Copy each line in the data below that contains the word "title".
....................
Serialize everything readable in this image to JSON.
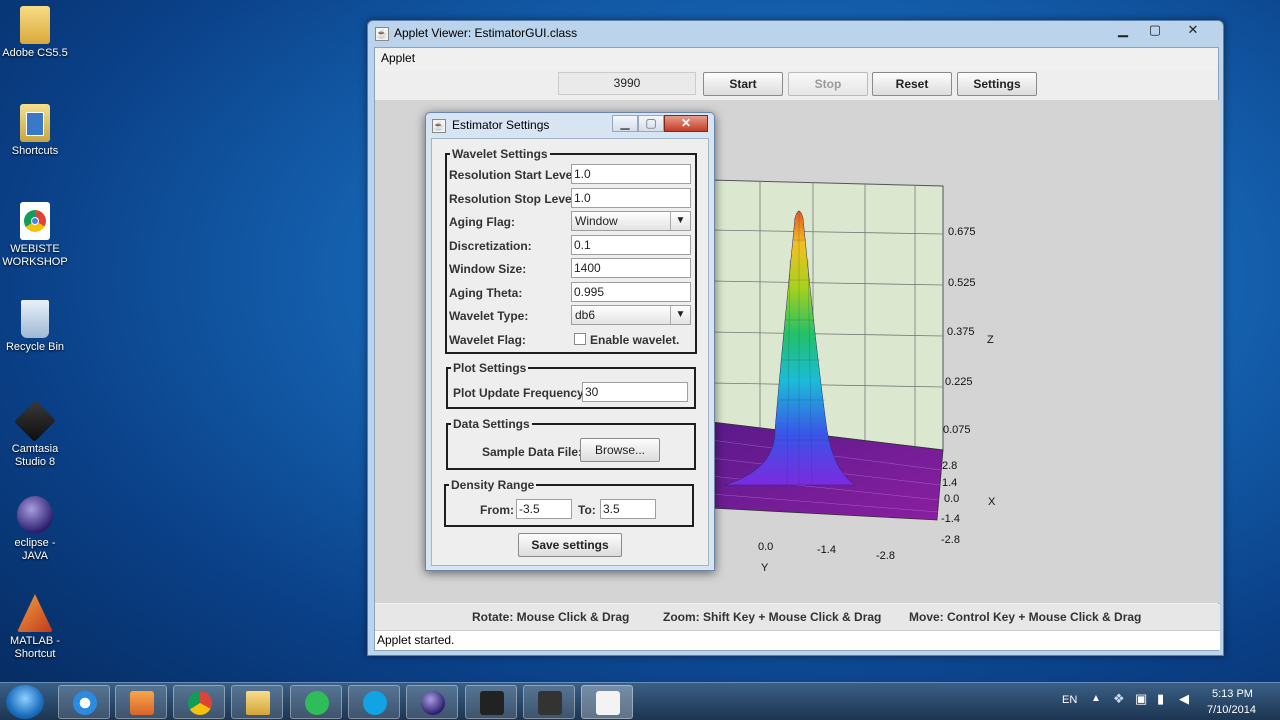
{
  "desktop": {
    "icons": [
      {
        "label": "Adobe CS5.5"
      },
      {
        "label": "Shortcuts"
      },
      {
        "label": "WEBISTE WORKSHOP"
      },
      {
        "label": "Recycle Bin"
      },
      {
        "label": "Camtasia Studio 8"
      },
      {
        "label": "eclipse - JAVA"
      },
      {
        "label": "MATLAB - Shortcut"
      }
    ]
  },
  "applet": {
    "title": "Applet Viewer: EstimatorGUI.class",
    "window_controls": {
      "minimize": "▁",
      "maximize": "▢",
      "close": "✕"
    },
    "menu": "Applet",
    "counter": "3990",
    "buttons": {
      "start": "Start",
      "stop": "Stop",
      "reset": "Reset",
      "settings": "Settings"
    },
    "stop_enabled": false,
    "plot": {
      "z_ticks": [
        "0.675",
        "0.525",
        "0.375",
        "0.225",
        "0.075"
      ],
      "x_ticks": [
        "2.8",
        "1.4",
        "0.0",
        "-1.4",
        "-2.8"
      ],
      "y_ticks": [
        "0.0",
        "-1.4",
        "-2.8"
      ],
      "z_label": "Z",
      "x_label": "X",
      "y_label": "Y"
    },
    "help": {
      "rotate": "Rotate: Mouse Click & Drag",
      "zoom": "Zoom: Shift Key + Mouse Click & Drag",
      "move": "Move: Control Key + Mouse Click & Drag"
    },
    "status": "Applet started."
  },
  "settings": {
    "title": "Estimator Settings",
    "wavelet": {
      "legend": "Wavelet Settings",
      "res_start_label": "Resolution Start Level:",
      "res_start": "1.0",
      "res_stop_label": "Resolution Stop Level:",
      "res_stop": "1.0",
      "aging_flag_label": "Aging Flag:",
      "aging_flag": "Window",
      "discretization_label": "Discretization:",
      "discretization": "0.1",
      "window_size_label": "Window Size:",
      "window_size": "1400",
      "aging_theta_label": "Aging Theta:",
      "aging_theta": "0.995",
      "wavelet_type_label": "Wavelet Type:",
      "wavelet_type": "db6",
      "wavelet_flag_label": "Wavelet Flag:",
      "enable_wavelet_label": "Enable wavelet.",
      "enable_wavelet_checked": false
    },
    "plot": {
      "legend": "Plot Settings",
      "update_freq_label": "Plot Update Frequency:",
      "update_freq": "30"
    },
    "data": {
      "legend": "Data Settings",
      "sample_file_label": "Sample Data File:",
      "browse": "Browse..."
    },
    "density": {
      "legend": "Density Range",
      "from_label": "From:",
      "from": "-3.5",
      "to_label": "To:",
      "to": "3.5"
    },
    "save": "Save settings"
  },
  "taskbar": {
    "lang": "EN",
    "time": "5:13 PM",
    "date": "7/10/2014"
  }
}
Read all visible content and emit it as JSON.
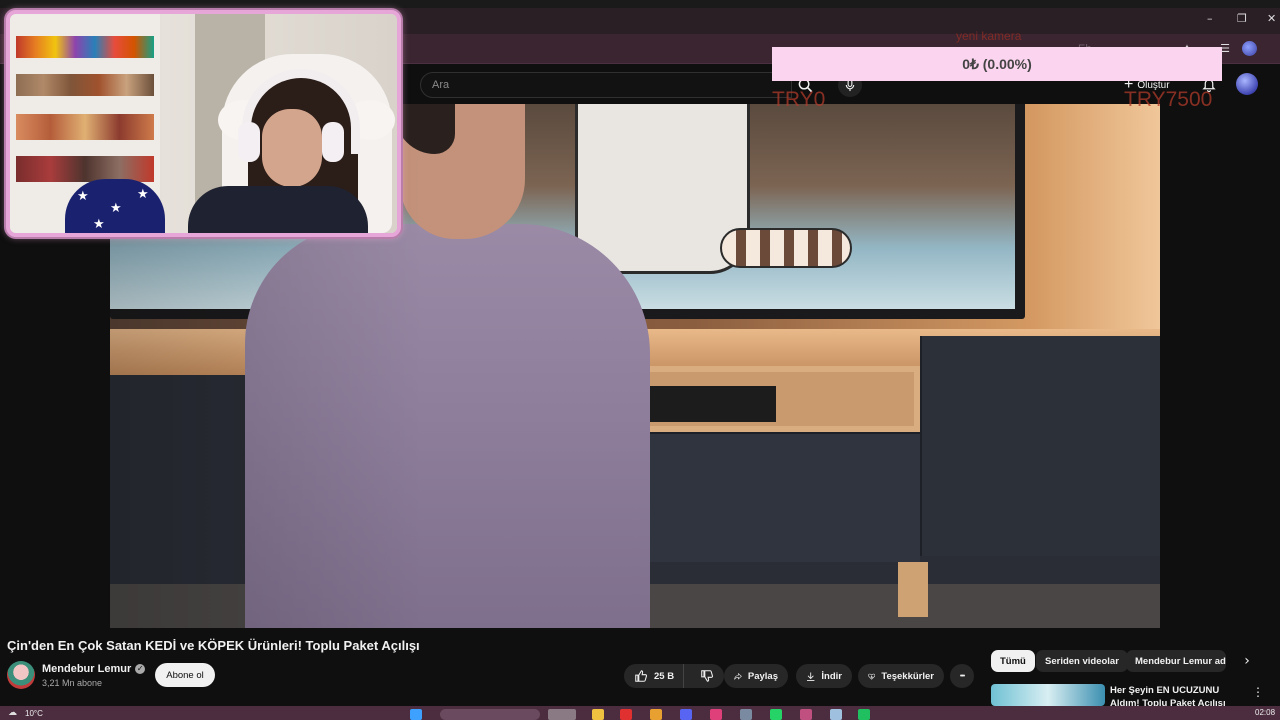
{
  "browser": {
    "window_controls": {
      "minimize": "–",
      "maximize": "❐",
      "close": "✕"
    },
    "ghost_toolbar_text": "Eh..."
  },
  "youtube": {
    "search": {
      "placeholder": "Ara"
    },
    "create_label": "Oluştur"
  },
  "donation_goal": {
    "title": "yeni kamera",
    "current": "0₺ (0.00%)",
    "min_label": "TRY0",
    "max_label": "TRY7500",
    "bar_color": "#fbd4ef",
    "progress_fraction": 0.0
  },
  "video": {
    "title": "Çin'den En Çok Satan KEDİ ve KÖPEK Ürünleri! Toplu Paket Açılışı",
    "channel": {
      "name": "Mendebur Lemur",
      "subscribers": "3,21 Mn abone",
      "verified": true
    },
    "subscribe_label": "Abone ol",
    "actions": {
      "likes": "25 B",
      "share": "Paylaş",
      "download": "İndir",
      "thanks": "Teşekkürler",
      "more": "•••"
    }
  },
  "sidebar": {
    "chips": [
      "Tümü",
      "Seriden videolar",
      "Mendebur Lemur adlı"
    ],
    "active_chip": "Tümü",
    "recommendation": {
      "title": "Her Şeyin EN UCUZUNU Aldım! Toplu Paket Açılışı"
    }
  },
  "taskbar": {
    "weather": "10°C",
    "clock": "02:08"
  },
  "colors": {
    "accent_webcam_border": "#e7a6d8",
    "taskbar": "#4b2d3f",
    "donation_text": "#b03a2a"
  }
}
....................
Written answer =
    "title": "Applet Viewer: EstimatorGUI.class",
    "title": "Estimator Settings",
    "title": "yeni kamera",
    "title": "Çin'den En Çok Satan KEDİ ve KÖPEK Ürünleri! Toplu Paket Açılışı",
      "title": "Her Şeyin EN UCUZUNU Aldım! Toplu Paket Açılışı"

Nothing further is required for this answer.